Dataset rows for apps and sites

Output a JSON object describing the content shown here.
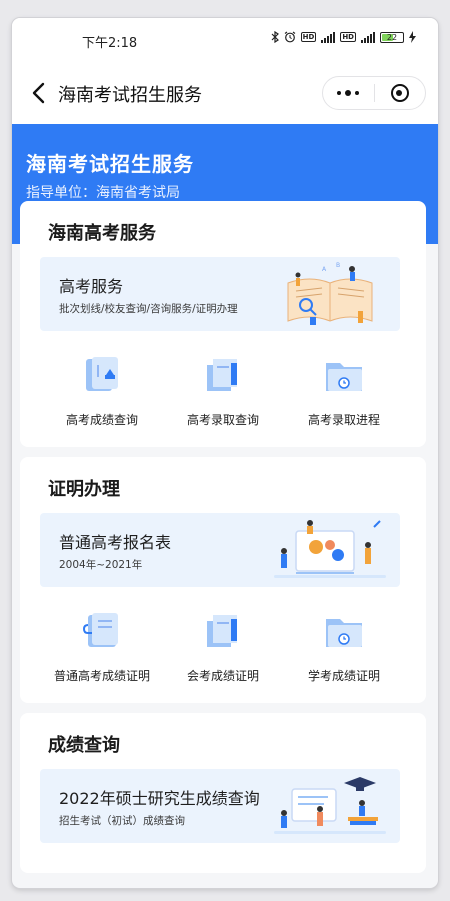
{
  "status_bar": {
    "time": "下午2:18",
    "battery_level": "22"
  },
  "nav": {
    "title": "海南考试招生服务"
  },
  "banner": {
    "title": "海南考试招生服务",
    "subtitle": "指导单位：海南省考试局"
  },
  "sections": [
    {
      "title": "海南高考服务",
      "feature": {
        "title": "高考服务",
        "subtitle": "批次划线/校友查询/咨询服务/证明办理"
      },
      "items": [
        {
          "label": "高考成绩查询",
          "icon": "score-card-icon"
        },
        {
          "label": "高考录取查询",
          "icon": "document-stack-icon"
        },
        {
          "label": "高考录取进程",
          "icon": "folder-clock-icon"
        }
      ]
    },
    {
      "title": "证明办理",
      "feature": {
        "title": "普通高考报名表",
        "subtitle": "2004年~2021年"
      },
      "items": [
        {
          "label": "普通高考成绩证明",
          "icon": "clip-document-icon"
        },
        {
          "label": "会考成绩证明",
          "icon": "document-stack-icon"
        },
        {
          "label": "学考成绩证明",
          "icon": "folder-clock-icon"
        }
      ]
    },
    {
      "title": "成绩查询",
      "feature": {
        "title": "2022年硕士研究生成绩查询",
        "subtitle": "招生考试（初试）成绩查询"
      }
    }
  ],
  "colors": {
    "primary": "#2f7bf4",
    "feature_bg": "#ebf3fd",
    "page_bg": "#f5f6f8"
  }
}
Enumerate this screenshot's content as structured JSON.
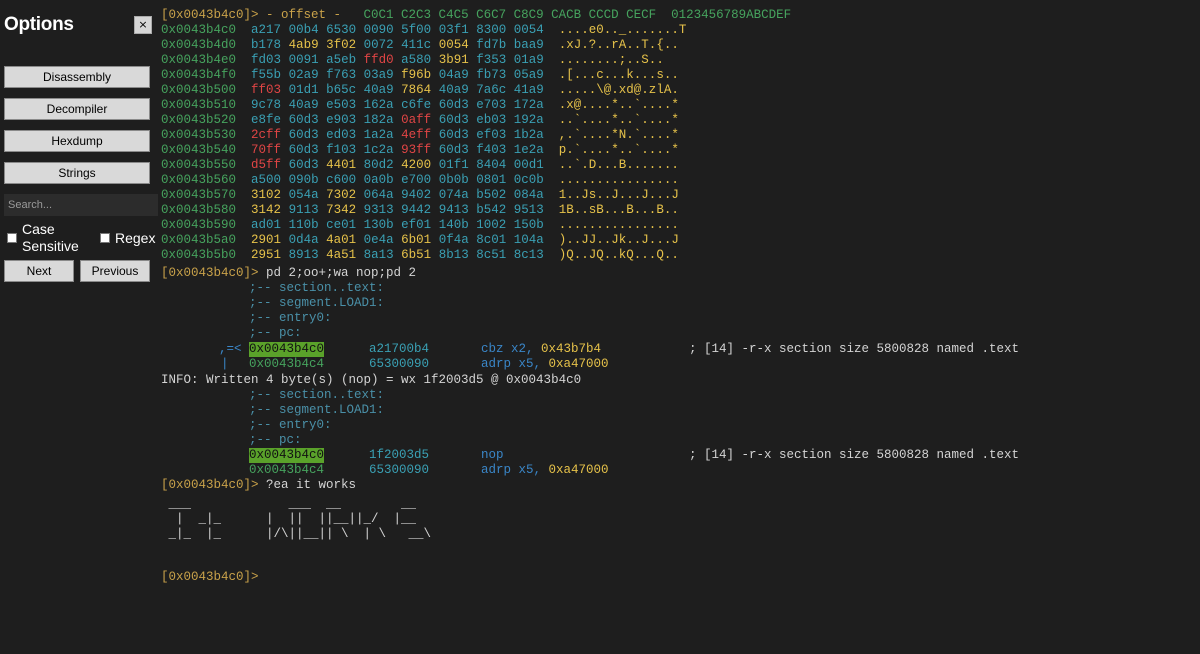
{
  "sidebar": {
    "title": "Options",
    "close_label": "×",
    "buttons": {
      "disassembly": "Disassembly",
      "decompiler": "Decompiler",
      "hexdump": "Hexdump",
      "strings": "Strings"
    },
    "search_placeholder": "Search...",
    "case_sensitive_line1": "Case",
    "case_sensitive_line2": "Sensitive",
    "regex": "Regex",
    "next": "Next",
    "previous": "Previous"
  },
  "terminal": {
    "hex_header": {
      "prompt": "[0x0043b4c0]>",
      "dash_offset": " - offset - ",
      "cols": "  C0C1 C2C3 C4C5 C6C7 C8C9 CACB CCCD CECF",
      "ascii_cols": "  0123456789ABCDEF"
    },
    "hex_rows": [
      {
        "addr": "0x0043b4c0",
        "w": [
          [
            "a217",
            "x"
          ],
          [
            "00b4",
            "m"
          ],
          [
            "6530",
            "x"
          ],
          [
            "0090",
            "x"
          ],
          [
            "5f00",
            "m"
          ],
          [
            "03f1",
            "x"
          ],
          [
            "8300",
            "x"
          ],
          [
            "0054",
            "m"
          ]
        ],
        "ascii": "....e0.._.......T"
      },
      {
        "addr": "0x0043b4d0",
        "w": [
          [
            "b178",
            "x"
          ],
          [
            "4ab9",
            "y"
          ],
          [
            "3f02",
            "y"
          ],
          [
            "0072",
            "x"
          ],
          [
            "411c",
            "x"
          ],
          [
            "0054",
            "y"
          ],
          [
            "fd7b",
            "x"
          ],
          [
            "baa9",
            "x"
          ]
        ],
        "ascii": ".xJ.?..rA..T.{.."
      },
      {
        "addr": "0x0043b4e0",
        "w": [
          [
            "fd03",
            "x"
          ],
          [
            "0091",
            "x"
          ],
          [
            "a5eb",
            "x"
          ],
          [
            "ffd0",
            "r"
          ],
          [
            "a580",
            "x"
          ],
          [
            "3b91",
            "y"
          ],
          [
            "f353",
            "x"
          ],
          [
            "01a9",
            "x"
          ]
        ],
        "ascii": "........;..S.."
      },
      {
        "addr": "0x0043b4f0",
        "w": [
          [
            "f55b",
            "x"
          ],
          [
            "02a9",
            "x"
          ],
          [
            "f763",
            "x"
          ],
          [
            "03a9",
            "x"
          ],
          [
            "f96b",
            "y"
          ],
          [
            "04a9",
            "x"
          ],
          [
            "fb73",
            "x"
          ],
          [
            "05a9",
            "x"
          ]
        ],
        "ascii": ".[...c...k...s.."
      },
      {
        "addr": "0x0043b500",
        "w": [
          [
            "ff03",
            "r"
          ],
          [
            "01d1",
            "x"
          ],
          [
            "b65c",
            "x"
          ],
          [
            "40a9",
            "x"
          ],
          [
            "7864",
            "y"
          ],
          [
            "40a9",
            "x"
          ],
          [
            "7a6c",
            "x"
          ],
          [
            "41a9",
            "x"
          ]
        ],
        "ascii": ".....\\@.xd@.zlA."
      },
      {
        "addr": "0x0043b510",
        "w": [
          [
            "9c78",
            "x"
          ],
          [
            "40a9",
            "x"
          ],
          [
            "e503",
            "x"
          ],
          [
            "162a",
            "x"
          ],
          [
            "c6fe",
            "x"
          ],
          [
            "60d3",
            "x"
          ],
          [
            "e703",
            "x"
          ],
          [
            "172a",
            "x"
          ]
        ],
        "ascii": ".x@....*..`....*"
      },
      {
        "addr": "0x0043b520",
        "w": [
          [
            "e8fe",
            "x"
          ],
          [
            "60d3",
            "x"
          ],
          [
            "e903",
            "x"
          ],
          [
            "182a",
            "x"
          ],
          [
            "0aff",
            "r"
          ],
          [
            "60d3",
            "x"
          ],
          [
            "eb03",
            "x"
          ],
          [
            "192a",
            "x"
          ]
        ],
        "ascii": "..`....*..`....*"
      },
      {
        "addr": "0x0043b530",
        "w": [
          [
            "2cff",
            "r"
          ],
          [
            "60d3",
            "x"
          ],
          [
            "ed03",
            "x"
          ],
          [
            "1a2a",
            "x"
          ],
          [
            "4eff",
            "r"
          ],
          [
            "60d3",
            "x"
          ],
          [
            "ef03",
            "x"
          ],
          [
            "1b2a",
            "x"
          ]
        ],
        "ascii": ",.`....*N.`....*"
      },
      {
        "addr": "0x0043b540",
        "w": [
          [
            "70ff",
            "r"
          ],
          [
            "60d3",
            "x"
          ],
          [
            "f103",
            "x"
          ],
          [
            "1c2a",
            "x"
          ],
          [
            "93ff",
            "r"
          ],
          [
            "60d3",
            "x"
          ],
          [
            "f403",
            "x"
          ],
          [
            "1e2a",
            "x"
          ]
        ],
        "ascii": "p.`....*..`....*"
      },
      {
        "addr": "0x0043b550",
        "w": [
          [
            "d5ff",
            "r"
          ],
          [
            "60d3",
            "x"
          ],
          [
            "4401",
            "y"
          ],
          [
            "80d2",
            "x"
          ],
          [
            "4200",
            "y"
          ],
          [
            "01f1",
            "x"
          ],
          [
            "8404",
            "x"
          ],
          [
            "00d1",
            "x"
          ]
        ],
        "ascii": "..`.D...B......."
      },
      {
        "addr": "0x0043b560",
        "w": [
          [
            "a500",
            "x"
          ],
          [
            "090b",
            "x"
          ],
          [
            "c600",
            "x"
          ],
          [
            "0a0b",
            "x"
          ],
          [
            "e700",
            "x"
          ],
          [
            "0b0b",
            "x"
          ],
          [
            "0801",
            "x"
          ],
          [
            "0c0b",
            "x"
          ]
        ],
        "ascii": "................"
      },
      {
        "addr": "0x0043b570",
        "w": [
          [
            "3102",
            "y"
          ],
          [
            "054a",
            "x"
          ],
          [
            "7302",
            "y"
          ],
          [
            "064a",
            "x"
          ],
          [
            "9402",
            "x"
          ],
          [
            "074a",
            "x"
          ],
          [
            "b502",
            "x"
          ],
          [
            "084a",
            "x"
          ]
        ],
        "ascii": "1..Js..J...J...J"
      },
      {
        "addr": "0x0043b580",
        "w": [
          [
            "3142",
            "y"
          ],
          [
            "9113",
            "x"
          ],
          [
            "7342",
            "y"
          ],
          [
            "9313",
            "x"
          ],
          [
            "9442",
            "x"
          ],
          [
            "9413",
            "x"
          ],
          [
            "b542",
            "x"
          ],
          [
            "9513",
            "x"
          ]
        ],
        "ascii": "1B..sB...B...B.."
      },
      {
        "addr": "0x0043b590",
        "w": [
          [
            "ad01",
            "x"
          ],
          [
            "110b",
            "x"
          ],
          [
            "ce01",
            "x"
          ],
          [
            "130b",
            "x"
          ],
          [
            "ef01",
            "x"
          ],
          [
            "140b",
            "x"
          ],
          [
            "1002",
            "x"
          ],
          [
            "150b",
            "x"
          ]
        ],
        "ascii": "................"
      },
      {
        "addr": "0x0043b5a0",
        "w": [
          [
            "2901",
            "y"
          ],
          [
            "0d4a",
            "x"
          ],
          [
            "4a01",
            "y"
          ],
          [
            "0e4a",
            "x"
          ],
          [
            "6b01",
            "y"
          ],
          [
            "0f4a",
            "x"
          ],
          [
            "8c01",
            "x"
          ],
          [
            "104a",
            "x"
          ]
        ],
        "ascii": ")..JJ..Jk..J...J"
      },
      {
        "addr": "0x0043b5b0",
        "w": [
          [
            "2951",
            "y"
          ],
          [
            "8913",
            "x"
          ],
          [
            "4a51",
            "y"
          ],
          [
            "8a13",
            "x"
          ],
          [
            "6b51",
            "y"
          ],
          [
            "8b13",
            "x"
          ],
          [
            "8c51",
            "x"
          ],
          [
            "8c13",
            "x"
          ]
        ],
        "ascii": ")Q..JQ..kQ...Q.."
      }
    ],
    "cmd1_prompt": "[0x0043b4c0]>",
    "cmd1": " pd 2;oo+;wa nop;pd 2",
    "block1": {
      "comments": [
        ";-- section..text:",
        ";-- segment.LOAD1:",
        ";-- entry0:",
        ";-- pc:"
      ],
      "arrow1": ",=<",
      "arrow2": "|",
      "row1": {
        "addr": "0x0043b4c0",
        "bytes": "a21700b4",
        "op": "cbz x2, ",
        "arg": "0x43b7b4",
        "comment": "; [14] -r-x section size 5800828 named .text"
      },
      "row2": {
        "addr": "0x0043b4c4",
        "bytes": "65300090",
        "op": "adrp x5, ",
        "arg": "0xa47000"
      }
    },
    "info": "INFO: Written 4 byte(s) (nop) = wx 1f2003d5 @ 0x0043b4c0",
    "block2": {
      "comments": [
        ";-- section..text:",
        ";-- segment.LOAD1:",
        ";-- entry0:",
        ";-- pc:"
      ],
      "row1": {
        "addr": "0x0043b4c0",
        "bytes": "1f2003d5",
        "op": "nop",
        "comment": "; [14] -r-x section size 5800828 named .text"
      },
      "row2": {
        "addr": "0x0043b4c4",
        "bytes": "65300090",
        "op": "adrp x5, ",
        "arg": "0xa47000"
      }
    },
    "cmd2_prompt": "[0x0043b4c0]>",
    "cmd2": " ?ea it works",
    "ascii_art": [
      " ___             ___  __        __",
      "  |  _|_      |  ||  ||__||_/  |__",
      " _|_  |_      |/\\||__|| \\  | \\   __\\"
    ],
    "final_prompt": "[0x0043b4c0]>"
  }
}
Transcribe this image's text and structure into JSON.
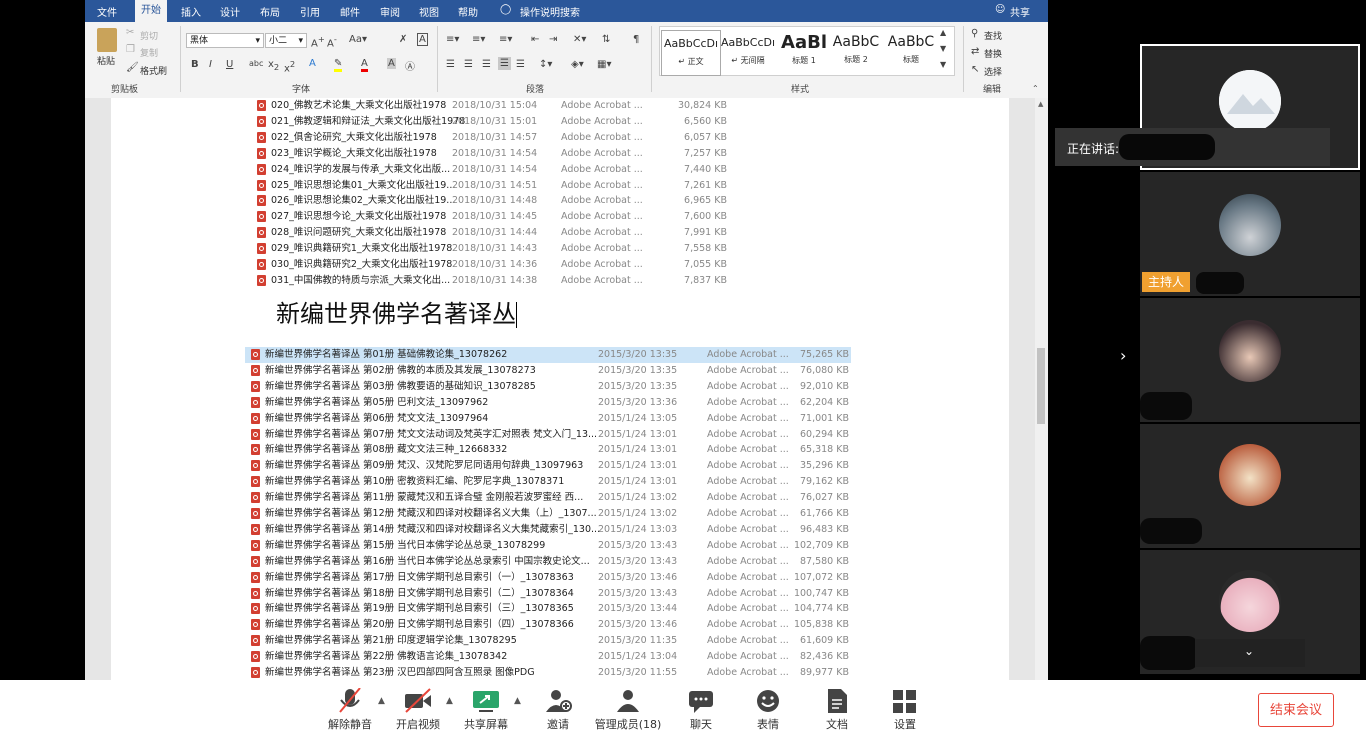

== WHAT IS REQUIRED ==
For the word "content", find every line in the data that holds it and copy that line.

== EXERCISE SOLUTION ==
Output a JSON object describing the content shown here.
Enumerate this screenshot's content as structured JSON.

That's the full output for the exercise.